“5G allows us to change the rules of the game,” Shadi Halliwell, Three's chief marketing officer told media, “5G is the single biggest opportunity we have as a business.”
Three had already confirmed that its 5G home broadband service would launch in August, but today revealed early findings from a beta trial it has been carrying out with customers in London, nearly all of whom claimed to experience faster, smoother internet speeds.
The company has also said its network for 5G phones will arriving later this year, and that it is aiming to switch on 5G in 25 cities by the end of 2019.
“What we've always strived to do is to deliver more things to our customers than anyone else,” Halliwell added, “and what we're going to be doing in the next five years is delivering better connectivity experiences to people and enterprises across the UK.”
“The aim for us is to be a connectivity business.”
Although the smallest of the so-called “big four” operators that dominate the UK mobile market, Three believes the advent of 5G could signal a major turning point in its standing.

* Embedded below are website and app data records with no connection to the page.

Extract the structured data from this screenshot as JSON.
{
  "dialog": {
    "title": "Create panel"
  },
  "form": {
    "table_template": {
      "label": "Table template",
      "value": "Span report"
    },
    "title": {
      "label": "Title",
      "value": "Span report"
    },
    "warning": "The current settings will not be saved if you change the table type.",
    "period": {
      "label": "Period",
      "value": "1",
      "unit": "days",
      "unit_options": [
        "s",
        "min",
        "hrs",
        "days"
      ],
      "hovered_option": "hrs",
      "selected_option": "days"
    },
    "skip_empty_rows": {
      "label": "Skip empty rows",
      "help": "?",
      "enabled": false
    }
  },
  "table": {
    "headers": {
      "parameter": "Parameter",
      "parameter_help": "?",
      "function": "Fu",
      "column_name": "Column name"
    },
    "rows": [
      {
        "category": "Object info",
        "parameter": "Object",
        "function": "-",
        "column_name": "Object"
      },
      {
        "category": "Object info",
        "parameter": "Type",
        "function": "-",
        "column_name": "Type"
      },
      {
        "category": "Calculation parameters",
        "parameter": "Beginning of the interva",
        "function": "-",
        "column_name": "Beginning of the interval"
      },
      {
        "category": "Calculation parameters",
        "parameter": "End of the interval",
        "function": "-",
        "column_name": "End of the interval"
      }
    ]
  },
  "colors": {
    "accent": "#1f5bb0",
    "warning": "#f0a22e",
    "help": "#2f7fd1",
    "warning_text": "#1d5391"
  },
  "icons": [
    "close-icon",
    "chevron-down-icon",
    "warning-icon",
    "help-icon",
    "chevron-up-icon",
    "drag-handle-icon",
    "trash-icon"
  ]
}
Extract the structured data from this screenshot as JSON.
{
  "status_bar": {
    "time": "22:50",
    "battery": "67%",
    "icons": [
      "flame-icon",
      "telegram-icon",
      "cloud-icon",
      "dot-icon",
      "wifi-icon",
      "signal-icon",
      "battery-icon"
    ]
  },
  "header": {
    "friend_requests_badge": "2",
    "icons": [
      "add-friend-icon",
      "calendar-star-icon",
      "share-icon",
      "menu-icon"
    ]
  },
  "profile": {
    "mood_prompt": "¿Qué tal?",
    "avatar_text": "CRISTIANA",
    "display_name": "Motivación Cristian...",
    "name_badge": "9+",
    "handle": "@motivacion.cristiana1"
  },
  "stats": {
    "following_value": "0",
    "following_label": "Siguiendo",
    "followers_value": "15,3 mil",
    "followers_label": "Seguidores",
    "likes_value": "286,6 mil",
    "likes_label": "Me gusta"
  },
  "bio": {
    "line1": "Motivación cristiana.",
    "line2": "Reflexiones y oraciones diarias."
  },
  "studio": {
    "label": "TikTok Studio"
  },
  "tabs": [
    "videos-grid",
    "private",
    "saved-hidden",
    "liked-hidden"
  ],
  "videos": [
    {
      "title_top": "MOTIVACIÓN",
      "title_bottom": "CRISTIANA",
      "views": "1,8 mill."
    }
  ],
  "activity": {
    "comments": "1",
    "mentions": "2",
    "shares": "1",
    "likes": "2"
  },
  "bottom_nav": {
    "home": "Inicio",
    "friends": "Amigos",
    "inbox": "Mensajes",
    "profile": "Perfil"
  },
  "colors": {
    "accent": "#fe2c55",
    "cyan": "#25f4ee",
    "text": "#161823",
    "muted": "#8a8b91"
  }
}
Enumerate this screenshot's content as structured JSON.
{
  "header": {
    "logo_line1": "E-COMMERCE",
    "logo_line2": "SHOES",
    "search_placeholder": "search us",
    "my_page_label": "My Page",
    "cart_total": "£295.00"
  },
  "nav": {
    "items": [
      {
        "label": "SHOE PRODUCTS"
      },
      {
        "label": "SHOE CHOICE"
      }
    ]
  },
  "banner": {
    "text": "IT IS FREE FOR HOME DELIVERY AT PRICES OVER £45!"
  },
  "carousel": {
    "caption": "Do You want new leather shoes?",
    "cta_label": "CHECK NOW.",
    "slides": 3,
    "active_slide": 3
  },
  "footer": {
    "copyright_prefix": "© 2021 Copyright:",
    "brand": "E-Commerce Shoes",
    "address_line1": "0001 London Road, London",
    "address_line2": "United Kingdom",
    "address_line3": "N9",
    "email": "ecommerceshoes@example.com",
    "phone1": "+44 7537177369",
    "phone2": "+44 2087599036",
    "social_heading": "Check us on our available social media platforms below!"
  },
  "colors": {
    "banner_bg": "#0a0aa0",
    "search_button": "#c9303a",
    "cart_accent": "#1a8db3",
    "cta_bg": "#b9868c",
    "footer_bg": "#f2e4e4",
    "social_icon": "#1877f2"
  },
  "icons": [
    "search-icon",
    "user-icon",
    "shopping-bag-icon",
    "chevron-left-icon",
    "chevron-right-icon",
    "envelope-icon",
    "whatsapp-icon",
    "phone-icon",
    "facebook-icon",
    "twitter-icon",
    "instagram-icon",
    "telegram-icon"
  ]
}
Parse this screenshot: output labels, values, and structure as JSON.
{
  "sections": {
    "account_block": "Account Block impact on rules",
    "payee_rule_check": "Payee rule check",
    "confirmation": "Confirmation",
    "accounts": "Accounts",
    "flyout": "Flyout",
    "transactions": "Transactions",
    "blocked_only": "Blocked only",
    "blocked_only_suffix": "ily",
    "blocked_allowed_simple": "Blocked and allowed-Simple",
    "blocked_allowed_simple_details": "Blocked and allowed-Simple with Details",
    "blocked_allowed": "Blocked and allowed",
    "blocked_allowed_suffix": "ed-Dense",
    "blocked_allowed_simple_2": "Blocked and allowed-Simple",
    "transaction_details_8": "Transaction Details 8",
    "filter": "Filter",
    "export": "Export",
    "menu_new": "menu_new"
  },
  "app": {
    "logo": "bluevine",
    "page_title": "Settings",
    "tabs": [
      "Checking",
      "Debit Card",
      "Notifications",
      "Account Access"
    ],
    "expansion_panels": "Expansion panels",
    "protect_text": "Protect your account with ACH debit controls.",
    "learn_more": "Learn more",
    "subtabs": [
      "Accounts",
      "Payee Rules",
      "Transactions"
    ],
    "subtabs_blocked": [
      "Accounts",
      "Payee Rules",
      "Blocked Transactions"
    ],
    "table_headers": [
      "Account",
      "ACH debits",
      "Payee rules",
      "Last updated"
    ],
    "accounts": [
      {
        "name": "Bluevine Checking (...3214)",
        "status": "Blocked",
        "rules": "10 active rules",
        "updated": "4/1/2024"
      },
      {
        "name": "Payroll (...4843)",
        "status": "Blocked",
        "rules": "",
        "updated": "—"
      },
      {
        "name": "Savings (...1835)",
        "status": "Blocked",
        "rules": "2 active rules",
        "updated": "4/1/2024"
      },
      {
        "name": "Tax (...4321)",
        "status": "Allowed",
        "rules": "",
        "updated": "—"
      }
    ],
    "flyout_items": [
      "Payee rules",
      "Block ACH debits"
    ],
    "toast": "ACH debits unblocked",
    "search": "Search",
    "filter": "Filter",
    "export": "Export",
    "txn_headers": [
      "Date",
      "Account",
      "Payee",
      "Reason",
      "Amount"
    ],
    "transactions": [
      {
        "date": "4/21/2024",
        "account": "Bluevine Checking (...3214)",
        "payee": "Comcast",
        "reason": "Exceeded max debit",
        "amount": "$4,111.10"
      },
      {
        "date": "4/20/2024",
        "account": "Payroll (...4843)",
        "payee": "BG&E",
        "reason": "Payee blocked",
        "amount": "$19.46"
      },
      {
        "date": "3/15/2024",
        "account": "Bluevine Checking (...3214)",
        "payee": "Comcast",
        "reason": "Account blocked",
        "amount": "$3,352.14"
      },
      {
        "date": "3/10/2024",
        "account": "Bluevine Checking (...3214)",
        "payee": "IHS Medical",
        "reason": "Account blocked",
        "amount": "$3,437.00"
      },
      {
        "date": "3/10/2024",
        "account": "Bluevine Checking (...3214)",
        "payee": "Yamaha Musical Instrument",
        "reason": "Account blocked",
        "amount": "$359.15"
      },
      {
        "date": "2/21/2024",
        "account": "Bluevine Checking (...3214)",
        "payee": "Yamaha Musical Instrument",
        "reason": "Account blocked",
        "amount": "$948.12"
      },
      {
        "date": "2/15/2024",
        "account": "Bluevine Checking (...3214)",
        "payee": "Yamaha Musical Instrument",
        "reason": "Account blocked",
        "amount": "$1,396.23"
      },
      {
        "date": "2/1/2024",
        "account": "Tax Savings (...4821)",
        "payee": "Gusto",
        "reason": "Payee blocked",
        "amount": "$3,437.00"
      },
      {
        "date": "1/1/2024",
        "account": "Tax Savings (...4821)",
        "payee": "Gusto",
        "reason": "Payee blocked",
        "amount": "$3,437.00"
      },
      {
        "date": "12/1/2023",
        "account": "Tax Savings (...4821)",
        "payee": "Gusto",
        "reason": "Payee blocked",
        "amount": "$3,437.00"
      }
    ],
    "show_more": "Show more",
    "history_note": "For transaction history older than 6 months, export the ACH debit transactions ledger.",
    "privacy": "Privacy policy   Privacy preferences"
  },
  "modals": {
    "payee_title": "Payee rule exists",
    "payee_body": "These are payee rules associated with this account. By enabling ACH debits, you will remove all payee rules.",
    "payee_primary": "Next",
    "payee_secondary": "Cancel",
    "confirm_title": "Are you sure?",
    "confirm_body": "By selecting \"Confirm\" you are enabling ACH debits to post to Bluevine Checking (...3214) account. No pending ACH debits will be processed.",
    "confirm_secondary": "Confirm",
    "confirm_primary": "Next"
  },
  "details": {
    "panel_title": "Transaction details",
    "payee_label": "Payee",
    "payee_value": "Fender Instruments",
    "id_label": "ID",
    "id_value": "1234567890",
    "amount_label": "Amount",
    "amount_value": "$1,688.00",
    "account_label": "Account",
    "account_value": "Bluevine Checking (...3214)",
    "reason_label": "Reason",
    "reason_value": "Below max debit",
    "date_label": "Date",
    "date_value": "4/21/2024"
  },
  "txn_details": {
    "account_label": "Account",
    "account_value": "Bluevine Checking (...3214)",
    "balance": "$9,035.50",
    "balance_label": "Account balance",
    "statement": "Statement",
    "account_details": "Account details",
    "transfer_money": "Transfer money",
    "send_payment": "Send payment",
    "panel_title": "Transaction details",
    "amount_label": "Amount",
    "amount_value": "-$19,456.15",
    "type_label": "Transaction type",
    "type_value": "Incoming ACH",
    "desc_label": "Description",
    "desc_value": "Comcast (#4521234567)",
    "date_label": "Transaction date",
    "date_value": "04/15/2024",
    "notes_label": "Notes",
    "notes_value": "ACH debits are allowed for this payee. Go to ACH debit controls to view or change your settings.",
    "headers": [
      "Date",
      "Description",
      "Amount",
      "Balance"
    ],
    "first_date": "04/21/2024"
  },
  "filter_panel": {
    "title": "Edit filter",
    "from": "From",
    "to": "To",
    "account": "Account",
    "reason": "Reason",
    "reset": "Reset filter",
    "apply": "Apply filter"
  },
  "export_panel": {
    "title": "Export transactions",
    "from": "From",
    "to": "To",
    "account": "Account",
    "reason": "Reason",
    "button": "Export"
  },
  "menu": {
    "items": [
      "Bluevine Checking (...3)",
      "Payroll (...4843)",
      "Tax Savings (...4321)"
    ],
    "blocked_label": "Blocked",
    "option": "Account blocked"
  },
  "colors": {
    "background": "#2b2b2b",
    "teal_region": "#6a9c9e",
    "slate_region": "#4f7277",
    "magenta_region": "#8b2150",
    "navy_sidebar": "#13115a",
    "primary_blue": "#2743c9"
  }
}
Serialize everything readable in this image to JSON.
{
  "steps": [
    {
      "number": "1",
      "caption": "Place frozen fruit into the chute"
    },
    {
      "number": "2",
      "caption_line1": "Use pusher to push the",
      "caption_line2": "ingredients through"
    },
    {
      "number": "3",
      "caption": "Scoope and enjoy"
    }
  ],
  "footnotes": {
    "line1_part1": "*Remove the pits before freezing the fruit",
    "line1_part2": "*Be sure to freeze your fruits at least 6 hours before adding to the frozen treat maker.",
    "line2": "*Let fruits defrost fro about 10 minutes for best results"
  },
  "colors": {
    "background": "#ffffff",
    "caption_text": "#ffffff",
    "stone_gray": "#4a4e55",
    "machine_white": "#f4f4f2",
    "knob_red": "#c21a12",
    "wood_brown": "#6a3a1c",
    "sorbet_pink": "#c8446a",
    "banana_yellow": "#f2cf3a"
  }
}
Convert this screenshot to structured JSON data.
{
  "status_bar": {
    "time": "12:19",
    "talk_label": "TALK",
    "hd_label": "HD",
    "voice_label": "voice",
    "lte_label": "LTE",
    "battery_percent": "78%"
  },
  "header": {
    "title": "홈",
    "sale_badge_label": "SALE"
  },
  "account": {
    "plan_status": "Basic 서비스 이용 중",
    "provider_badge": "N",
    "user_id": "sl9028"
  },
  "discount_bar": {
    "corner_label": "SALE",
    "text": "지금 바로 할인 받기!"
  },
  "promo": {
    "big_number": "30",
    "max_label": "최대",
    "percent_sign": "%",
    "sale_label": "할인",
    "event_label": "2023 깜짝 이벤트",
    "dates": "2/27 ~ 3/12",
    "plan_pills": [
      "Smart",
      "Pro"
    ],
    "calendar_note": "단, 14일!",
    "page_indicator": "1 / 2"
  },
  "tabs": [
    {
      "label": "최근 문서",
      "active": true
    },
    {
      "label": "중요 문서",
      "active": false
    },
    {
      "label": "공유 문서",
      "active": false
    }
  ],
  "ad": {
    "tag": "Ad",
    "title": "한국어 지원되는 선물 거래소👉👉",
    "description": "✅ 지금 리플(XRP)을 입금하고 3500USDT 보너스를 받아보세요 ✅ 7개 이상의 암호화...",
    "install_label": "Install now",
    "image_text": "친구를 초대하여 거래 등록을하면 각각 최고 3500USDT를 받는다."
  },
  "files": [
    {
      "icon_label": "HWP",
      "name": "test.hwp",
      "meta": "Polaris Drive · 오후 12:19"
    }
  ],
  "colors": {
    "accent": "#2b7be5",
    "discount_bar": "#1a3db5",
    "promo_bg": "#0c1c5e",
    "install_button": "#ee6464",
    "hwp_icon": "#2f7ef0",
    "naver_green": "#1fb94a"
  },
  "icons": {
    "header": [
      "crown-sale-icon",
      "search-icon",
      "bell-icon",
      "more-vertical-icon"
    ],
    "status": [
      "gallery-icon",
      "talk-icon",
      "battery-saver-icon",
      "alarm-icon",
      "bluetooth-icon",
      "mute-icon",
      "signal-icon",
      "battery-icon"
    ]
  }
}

The company pointed to the fact that it currently possesses more 5G spectrum than any other operator – a complete turnaround from its position as holding the least 3G and 4G spectrum.
And thanks due to recent acquisitions, plus some canny manoeuvering in the UK 5G spectrum auction, Three owns 100MHz of contiguous bandwidth, meaning it should be able to offer more reliable services and connections – what it calls a “true” 5G experience.
Three also highlighted the work it is doing with Nokia, with whom it has partnered for a world-first cloud core network, and with SSE Telecoms, with which it has partnered to connect its fibre to BT's local telephone exchanges, as well as laying fibre cables along the Thames Water sewer system, all bringing faster speeds and lower latency.
The company says that all these infrastructure upgrades are necessary due to the explosion of data usage it says 5G will bring. Three found that its customers are currently using 8.3GB of data per month on average, around 3.5 times more than the industry average.
However it believes that the hardware updates it is rolling out will help it deliver not just improvements in 5G, but also across 3G and 4G networks too – contributing to up to 400 percent improvements in speed and capacity alongside overall improved reliability.
“Only Three has enough spectrum to deploy 5G effectively,” Halliwell concluded, “we are in an incredible position to lead 5G going forward”